“But by the grace of God I am what I am, and his grace to me has not been ineffective.” 1 Corinthian 15:10
I think of today’s readings as a gift. Rarely do all three scriptures have a unifying theme, but this Sunday they do, perhaps a gift for the preacher—meaning me. But I think a gift for all of us seeking direction in life. And that is what I call the Gift of Purpose.
Each reading tells us about someone finding purpose through some action of God… people as different from each other as Isaiah is from Peter and Peter from Paul. And I from you. What we learn today is that God’s action in our lives does not have to be dramatic or extraordinary, although it can be. After all, Isaiah prophesied the coming of the Messiah. But let’s remember, Peter was a fisherman and Paul was a kind of policeman of his day. Neither was on retreat or deep in prayer while fasting when they heard the voice of God. They were just at work doing the things that society expected of them. The way you and I do.
Today’s readings remind us that the Gift of Purpose in our lives is not only unpredictable but it’s also unmerited. Nothing indicates that Isaiah, Peter or Paul are called because of their character, skill set, or potential as missioners. They are called just because God had a plan and only these individuals could fulfill it.
Something else about the Gift of Purpose that we learn today: Peter was called to become the fisher of men and women; and Paul was called to evangelize Jews and Gentiles alike. Which tells me that God’s Gift of Purpose directs us away from ourselves in radical service to others. It enables us to find the extraordinary in the ordinary, and life lessons in everyday events.
One Gift of Purpose I will never forget came to me from a man I knew in Kenya who was dying of cancer. “Cheerful” was not a word I took seriously before I met him, but I changed my attitude when he told me that despite his illness he had set a goal for himself to be cheerful. He used the word often during our visits.
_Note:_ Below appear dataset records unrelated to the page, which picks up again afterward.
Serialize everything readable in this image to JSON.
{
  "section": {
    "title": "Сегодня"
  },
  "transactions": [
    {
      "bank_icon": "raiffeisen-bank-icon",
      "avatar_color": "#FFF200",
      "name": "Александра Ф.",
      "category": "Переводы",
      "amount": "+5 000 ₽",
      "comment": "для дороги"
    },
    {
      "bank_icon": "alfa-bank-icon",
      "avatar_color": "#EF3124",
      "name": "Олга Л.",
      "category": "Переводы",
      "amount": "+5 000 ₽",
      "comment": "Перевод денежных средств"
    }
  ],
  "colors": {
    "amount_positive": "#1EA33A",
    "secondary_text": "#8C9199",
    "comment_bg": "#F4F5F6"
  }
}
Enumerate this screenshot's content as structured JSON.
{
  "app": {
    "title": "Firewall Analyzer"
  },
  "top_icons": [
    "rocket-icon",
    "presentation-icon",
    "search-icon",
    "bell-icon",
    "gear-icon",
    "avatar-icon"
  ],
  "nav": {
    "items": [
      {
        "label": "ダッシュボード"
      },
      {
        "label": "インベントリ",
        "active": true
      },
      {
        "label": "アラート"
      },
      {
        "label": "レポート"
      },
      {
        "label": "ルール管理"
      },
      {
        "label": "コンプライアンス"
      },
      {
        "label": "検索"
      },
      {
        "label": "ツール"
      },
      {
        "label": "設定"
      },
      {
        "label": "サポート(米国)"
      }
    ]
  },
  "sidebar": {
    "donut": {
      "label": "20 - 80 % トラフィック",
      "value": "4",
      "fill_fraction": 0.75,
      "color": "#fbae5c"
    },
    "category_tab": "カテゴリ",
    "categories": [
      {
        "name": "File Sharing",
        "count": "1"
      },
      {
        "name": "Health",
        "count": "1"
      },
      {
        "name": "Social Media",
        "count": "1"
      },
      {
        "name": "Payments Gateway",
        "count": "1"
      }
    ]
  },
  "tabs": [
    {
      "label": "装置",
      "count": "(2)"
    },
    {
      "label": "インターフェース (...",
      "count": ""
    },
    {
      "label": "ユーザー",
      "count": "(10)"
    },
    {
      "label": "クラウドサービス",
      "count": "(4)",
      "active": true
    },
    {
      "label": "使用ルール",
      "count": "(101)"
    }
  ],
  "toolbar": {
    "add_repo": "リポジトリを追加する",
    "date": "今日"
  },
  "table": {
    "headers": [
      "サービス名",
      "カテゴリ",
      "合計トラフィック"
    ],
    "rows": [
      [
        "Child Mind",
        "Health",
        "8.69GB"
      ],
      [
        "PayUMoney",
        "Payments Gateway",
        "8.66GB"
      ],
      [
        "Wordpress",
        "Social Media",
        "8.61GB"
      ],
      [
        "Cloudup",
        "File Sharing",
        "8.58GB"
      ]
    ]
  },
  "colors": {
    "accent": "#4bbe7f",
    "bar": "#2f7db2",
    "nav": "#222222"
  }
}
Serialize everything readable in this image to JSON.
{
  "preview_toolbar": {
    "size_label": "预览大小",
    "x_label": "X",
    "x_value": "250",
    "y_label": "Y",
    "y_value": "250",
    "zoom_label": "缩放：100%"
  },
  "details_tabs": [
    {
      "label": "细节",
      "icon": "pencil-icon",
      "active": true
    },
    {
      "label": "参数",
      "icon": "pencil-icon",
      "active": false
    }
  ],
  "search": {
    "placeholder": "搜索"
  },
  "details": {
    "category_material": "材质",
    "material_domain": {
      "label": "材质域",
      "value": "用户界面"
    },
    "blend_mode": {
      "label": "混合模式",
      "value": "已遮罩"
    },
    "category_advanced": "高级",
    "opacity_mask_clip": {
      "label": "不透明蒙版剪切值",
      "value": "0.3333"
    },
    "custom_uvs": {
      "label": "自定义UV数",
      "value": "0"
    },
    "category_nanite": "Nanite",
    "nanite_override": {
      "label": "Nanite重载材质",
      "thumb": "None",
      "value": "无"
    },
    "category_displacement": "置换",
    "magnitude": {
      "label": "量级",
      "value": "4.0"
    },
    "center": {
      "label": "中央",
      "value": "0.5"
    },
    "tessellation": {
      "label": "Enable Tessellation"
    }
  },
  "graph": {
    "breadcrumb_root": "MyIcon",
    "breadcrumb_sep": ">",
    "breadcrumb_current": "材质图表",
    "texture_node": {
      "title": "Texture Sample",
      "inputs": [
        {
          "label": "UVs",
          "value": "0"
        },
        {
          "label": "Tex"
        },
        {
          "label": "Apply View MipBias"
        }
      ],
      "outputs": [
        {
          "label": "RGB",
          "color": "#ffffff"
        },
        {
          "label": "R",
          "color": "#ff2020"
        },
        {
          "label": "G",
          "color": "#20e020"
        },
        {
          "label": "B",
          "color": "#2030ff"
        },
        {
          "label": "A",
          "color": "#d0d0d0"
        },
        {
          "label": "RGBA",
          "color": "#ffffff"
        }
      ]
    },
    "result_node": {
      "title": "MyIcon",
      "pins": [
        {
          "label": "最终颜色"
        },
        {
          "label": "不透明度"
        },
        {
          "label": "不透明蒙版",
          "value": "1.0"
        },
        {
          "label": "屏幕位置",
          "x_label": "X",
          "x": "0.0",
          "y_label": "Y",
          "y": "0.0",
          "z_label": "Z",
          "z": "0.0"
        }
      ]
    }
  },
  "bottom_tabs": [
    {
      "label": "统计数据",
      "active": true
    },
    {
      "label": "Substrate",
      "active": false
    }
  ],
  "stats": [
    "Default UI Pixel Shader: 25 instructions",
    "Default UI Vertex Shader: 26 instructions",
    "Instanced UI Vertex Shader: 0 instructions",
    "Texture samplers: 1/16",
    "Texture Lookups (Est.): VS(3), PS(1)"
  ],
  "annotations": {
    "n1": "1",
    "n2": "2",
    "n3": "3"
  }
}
That’s when God’s message came to me loud and clear: What we choose to do with our circumstance—whatever form that may take—can have an enormous impact on other people. I was not only humbled by his example, but I realized how much work was left for me to do before I could match his gift-giving.
Friend, no need to abandon the normal routine of daily life to fulfill your calling. I’m just inviting you to find the extraordinary in the ordinary, to find the wings of an angel hiding somewhere in a corner, and even to be an example of the Gift of Purpose that God intended for you. Why not go searching and surprise yourself?
Sincerely yours in Christ,
Father Lance Nadeau, M.M.
Prayer for 1st Sunday
Come to me, Lord, in everyday things:
in meals to be prepared and enjoyed,
in dishes to be washed and dried,
in laundry to be done, floors swept clean,
furniture dusted and beds to be made.
You, in whom all things live and move
and have their being, help me to seek and find
You no less in the common place than in
lofty Cathedrals and awesome sunsets.
You, who sanctified all of our lives
by Your becoming human through Mary,
bless the minutes and hours of each day,
that I might know Your wisdom and will
guiding me ever gently by Your grace.
Fill my life with purpose and meaning
that not a single moment is ever wasted
but each thought, word and action by me
this day might redound to Your eternal glory.
Prayer by Father Joe Veneroso, M.M.